***** DATA PROVIDED *****
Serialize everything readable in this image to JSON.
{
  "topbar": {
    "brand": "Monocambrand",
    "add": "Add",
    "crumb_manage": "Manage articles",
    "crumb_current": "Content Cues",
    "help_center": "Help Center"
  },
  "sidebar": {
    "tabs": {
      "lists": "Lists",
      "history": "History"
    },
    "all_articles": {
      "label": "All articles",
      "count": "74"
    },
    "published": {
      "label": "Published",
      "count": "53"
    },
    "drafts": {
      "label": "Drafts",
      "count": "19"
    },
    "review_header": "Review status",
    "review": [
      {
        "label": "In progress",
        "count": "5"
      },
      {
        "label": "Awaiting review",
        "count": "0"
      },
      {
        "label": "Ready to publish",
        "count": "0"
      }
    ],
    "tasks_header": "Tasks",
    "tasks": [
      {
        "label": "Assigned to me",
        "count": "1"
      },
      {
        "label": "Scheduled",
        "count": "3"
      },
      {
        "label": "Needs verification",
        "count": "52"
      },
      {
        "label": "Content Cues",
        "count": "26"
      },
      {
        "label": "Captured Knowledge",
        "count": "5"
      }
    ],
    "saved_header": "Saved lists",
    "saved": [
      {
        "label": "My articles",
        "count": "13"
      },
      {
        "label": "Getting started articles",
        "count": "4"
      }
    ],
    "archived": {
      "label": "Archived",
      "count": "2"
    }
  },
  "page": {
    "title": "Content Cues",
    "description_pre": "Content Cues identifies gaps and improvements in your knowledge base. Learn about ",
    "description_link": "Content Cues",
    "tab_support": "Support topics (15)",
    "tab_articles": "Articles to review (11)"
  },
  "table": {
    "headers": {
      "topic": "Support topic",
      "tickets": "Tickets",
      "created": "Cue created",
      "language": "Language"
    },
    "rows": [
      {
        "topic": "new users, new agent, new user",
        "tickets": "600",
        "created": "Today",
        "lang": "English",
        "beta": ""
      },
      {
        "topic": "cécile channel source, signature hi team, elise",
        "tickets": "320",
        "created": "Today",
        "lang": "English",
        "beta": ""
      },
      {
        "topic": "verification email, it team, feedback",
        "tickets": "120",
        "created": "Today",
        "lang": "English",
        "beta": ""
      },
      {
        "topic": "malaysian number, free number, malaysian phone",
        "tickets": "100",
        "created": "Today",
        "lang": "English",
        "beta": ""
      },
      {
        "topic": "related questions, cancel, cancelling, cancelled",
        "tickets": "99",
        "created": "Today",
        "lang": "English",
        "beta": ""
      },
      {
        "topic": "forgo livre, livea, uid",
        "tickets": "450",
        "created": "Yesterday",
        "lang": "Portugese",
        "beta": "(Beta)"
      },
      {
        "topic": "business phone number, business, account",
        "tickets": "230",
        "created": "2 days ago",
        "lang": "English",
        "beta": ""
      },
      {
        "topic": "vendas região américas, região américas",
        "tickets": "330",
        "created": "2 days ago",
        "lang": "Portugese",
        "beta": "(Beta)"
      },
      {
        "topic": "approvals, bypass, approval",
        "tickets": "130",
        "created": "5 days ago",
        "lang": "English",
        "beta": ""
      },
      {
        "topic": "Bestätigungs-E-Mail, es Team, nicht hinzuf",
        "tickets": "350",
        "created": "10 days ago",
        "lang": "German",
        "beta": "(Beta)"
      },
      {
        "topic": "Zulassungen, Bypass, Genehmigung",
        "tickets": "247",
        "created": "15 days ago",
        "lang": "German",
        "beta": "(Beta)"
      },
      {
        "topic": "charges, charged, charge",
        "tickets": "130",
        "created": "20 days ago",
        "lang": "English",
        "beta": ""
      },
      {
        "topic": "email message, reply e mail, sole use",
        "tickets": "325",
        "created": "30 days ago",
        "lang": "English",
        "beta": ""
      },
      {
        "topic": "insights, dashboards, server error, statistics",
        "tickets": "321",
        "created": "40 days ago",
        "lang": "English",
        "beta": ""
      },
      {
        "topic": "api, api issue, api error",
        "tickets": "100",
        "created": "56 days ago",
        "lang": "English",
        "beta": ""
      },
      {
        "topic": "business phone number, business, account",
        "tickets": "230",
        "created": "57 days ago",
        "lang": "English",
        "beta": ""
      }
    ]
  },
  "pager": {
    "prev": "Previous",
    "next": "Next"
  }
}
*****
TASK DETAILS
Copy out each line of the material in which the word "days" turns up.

WRITTEN REPLY
        "created": "2 days ago",
        "created": "2 days ago",
        "created": "5 days ago",
        "created": "10 days ago",
        "created": "15 days ago",
        "created": "20 days ago",
        "created": "30 days ago",
        "created": "40 days ago",
        "created": "56 days ago",
        "created": "57 days ago",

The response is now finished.